[Start of Attachment]

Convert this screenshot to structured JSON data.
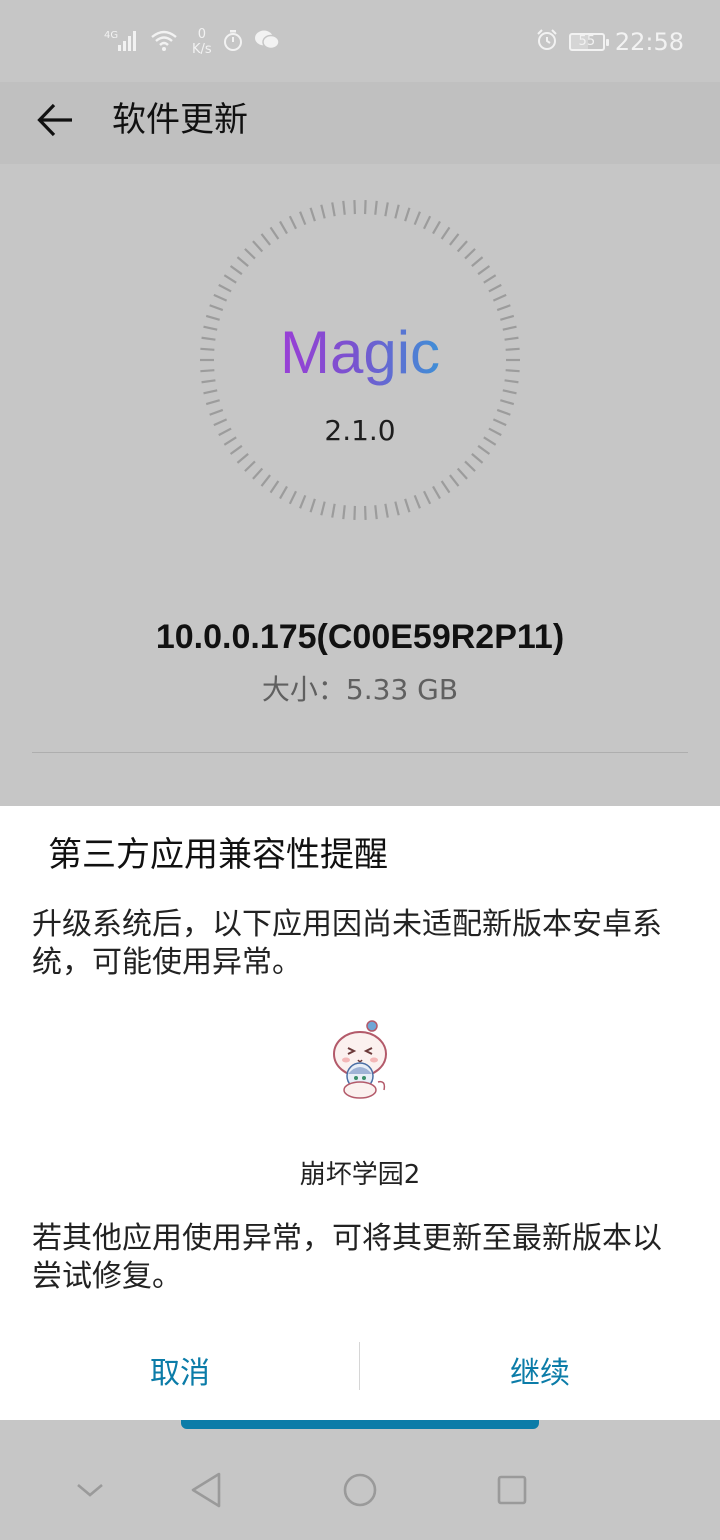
{
  "status_bar": {
    "network": "4G",
    "net_speed_value": "0",
    "net_speed_unit": "K/s",
    "battery_level": "55",
    "time": "22:58"
  },
  "header": {
    "title": "软件更新"
  },
  "dial": {
    "brand": "Magic",
    "brand_version": "2.1.0"
  },
  "update": {
    "version": "10.0.0.175(C00E59R2P11)",
    "size": "大小：5.33 GB"
  },
  "dialog": {
    "title": "第三方应用兼容性提醒",
    "message": "升级系统后，以下应用因尚未适配新版本安卓系统，可能使用异常。",
    "apps": [
      {
        "name": "崩坏学园2",
        "icon": "honkai-gakuen-2-app-icon"
      }
    ],
    "note": "若其他应用使用异常，可将其更新至最新版本以尝试修复。",
    "cancel_label": "取消",
    "continue_label": "继续"
  },
  "colors": {
    "accent": "#0b7ca8",
    "scrim": "#c6c6c6",
    "magic_gradient_start": "#9a3fd6",
    "magic_gradient_end": "#3f8fd6"
  },
  "nav": {
    "icons": [
      "chevron-down-icon",
      "back-triangle-icon",
      "home-circle-icon",
      "recents-square-icon"
    ]
  }
}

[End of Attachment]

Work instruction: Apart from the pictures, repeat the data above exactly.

Task response:
Convert this screenshot to structured JSON data.
{
  "status_bar": {
    "network": "4G",
    "net_speed_value": "0",
    "net_speed_unit": "K/s",
    "battery_level": "55",
    "time": "22:58"
  },
  "header": {
    "title": "软件更新"
  },
  "dial": {
    "brand": "Magic",
    "brand_version": "2.1.0"
  },
  "update": {
    "version": "10.0.0.175(C00E59R2P11)",
    "size": "大小：5.33 GB"
  },
  "dialog": {
    "title": "第三方应用兼容性提醒",
    "message": "升级系统后，以下应用因尚未适配新版本安卓系统，可能使用异常。",
    "apps": [
      {
        "name": "崩坏学园2",
        "icon": "honkai-gakuen-2-app-icon"
      }
    ],
    "note": "若其他应用使用异常，可将其更新至最新版本以尝试修复。",
    "cancel_label": "取消",
    "continue_label": "继续"
  },
  "colors": {
    "accent": "#0b7ca8",
    "scrim": "#c6c6c6",
    "magic_gradient_start": "#9a3fd6",
    "magic_gradient_end": "#3f8fd6"
  },
  "nav": {
    "icons": [
      "chevron-down-icon",
      "back-triangle-icon",
      "home-circle-icon",
      "recents-square-icon"
    ]
  }
}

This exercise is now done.